In the attitude, and with the manner, of the woman of old,

Full of grief, she stands in the glorious morning light.

The dew is like the tears of to-day;

The mosses like the garments of years ago.

Her resentment is that of the Woman of the Hsiang River;

Her silence that of the concubine of the King of Ch’u.

Still and solitary in the sweet-scented mist,

As if waiting for her husband’s return. ~ Li Tai-po*

Leica D-Lux 7 … f//2.8 . 1/200s . 34mm . 100 ISO
Leica D-Lux 7 … f/2.8 . 1/125s . 34mm . 100 ISO

Early morning mist submitted in response to Cee’s CBWC challenge: weather

*Cited (Fir-Flower Tablets Poems Translated from the Chinese, Various Author Project Gutenberg)

It is a bit of a puzzle as to the reason the log and rock are placed in front of the gate. I suppose the first thing to explore is, which way does the gate open?” If the gate moves outward, then what is being kept within?

That dear Watson invites another mystery to explore.

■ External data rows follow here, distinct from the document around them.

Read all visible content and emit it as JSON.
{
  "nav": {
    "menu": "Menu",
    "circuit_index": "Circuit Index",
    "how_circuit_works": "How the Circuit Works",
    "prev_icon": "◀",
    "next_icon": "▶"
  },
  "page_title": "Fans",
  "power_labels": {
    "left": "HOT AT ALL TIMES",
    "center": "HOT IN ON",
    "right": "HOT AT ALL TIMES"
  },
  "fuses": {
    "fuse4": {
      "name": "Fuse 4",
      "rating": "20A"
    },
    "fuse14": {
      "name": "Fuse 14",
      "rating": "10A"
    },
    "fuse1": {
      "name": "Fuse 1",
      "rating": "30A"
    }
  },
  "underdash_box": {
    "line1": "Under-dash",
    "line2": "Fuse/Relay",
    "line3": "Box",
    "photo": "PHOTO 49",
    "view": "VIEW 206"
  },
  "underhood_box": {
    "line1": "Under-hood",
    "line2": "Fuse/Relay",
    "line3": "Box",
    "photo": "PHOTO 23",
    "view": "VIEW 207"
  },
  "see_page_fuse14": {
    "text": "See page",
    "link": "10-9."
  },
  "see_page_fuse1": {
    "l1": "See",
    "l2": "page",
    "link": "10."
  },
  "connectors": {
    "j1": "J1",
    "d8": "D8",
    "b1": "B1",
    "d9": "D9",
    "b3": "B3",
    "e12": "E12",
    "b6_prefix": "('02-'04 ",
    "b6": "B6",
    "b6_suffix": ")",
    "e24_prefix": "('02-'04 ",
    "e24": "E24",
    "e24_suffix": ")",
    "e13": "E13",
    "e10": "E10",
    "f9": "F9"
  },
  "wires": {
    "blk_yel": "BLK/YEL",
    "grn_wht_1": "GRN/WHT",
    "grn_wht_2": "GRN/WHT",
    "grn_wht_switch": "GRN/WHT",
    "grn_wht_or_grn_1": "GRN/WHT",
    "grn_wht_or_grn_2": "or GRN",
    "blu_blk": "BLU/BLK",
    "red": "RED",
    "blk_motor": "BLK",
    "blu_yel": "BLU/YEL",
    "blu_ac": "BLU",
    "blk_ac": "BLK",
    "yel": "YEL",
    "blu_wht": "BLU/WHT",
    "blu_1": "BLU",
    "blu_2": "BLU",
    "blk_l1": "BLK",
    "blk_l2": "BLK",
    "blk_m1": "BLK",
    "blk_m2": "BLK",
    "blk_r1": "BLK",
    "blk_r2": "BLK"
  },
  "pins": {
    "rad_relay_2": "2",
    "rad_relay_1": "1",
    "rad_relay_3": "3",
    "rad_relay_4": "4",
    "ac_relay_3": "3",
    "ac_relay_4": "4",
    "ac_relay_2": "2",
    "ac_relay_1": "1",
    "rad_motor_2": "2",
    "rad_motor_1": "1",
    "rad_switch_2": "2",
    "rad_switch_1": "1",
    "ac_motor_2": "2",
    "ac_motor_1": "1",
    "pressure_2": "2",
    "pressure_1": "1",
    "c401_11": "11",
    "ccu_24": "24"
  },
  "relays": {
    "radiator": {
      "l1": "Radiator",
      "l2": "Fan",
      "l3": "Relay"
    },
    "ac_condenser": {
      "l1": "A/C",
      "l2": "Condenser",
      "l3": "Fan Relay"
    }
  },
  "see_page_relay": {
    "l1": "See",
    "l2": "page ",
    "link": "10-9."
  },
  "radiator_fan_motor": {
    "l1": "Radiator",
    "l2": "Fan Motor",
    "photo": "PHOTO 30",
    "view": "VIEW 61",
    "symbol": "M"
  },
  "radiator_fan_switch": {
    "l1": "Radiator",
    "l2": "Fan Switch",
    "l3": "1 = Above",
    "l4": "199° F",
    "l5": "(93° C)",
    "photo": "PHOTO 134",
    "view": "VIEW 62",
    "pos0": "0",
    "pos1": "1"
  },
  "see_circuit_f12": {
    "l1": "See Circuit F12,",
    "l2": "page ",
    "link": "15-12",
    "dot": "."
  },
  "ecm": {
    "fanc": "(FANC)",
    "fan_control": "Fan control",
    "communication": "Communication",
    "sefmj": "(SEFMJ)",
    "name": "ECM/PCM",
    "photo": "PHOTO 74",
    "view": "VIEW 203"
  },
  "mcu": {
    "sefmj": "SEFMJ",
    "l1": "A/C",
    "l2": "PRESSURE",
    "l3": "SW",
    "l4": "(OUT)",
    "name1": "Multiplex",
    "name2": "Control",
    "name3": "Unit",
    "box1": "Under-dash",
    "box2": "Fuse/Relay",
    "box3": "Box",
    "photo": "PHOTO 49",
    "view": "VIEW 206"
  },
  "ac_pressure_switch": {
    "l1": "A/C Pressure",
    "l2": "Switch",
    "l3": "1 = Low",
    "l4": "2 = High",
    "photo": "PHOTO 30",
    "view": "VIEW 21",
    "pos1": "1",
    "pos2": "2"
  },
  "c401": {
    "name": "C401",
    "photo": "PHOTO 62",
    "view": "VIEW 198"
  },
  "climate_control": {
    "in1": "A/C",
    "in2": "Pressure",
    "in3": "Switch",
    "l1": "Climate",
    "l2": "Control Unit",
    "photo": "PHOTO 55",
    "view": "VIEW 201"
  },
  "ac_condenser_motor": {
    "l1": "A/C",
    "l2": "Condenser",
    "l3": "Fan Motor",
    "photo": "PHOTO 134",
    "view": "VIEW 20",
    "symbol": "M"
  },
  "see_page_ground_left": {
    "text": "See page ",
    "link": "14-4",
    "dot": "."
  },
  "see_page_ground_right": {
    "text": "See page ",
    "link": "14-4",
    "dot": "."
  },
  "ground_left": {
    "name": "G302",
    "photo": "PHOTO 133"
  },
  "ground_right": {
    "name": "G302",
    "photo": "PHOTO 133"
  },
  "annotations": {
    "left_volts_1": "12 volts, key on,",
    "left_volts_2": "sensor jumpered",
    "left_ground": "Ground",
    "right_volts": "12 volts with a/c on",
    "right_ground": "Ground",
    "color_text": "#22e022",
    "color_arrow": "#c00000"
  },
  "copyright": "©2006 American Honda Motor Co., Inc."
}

If the gate moves inward, the gate is not a barrier so does it open both in and out? If so, then I assume the log and rock are meant to keep the gate from extending outward?


Cee’s black and white challenge: fences and gates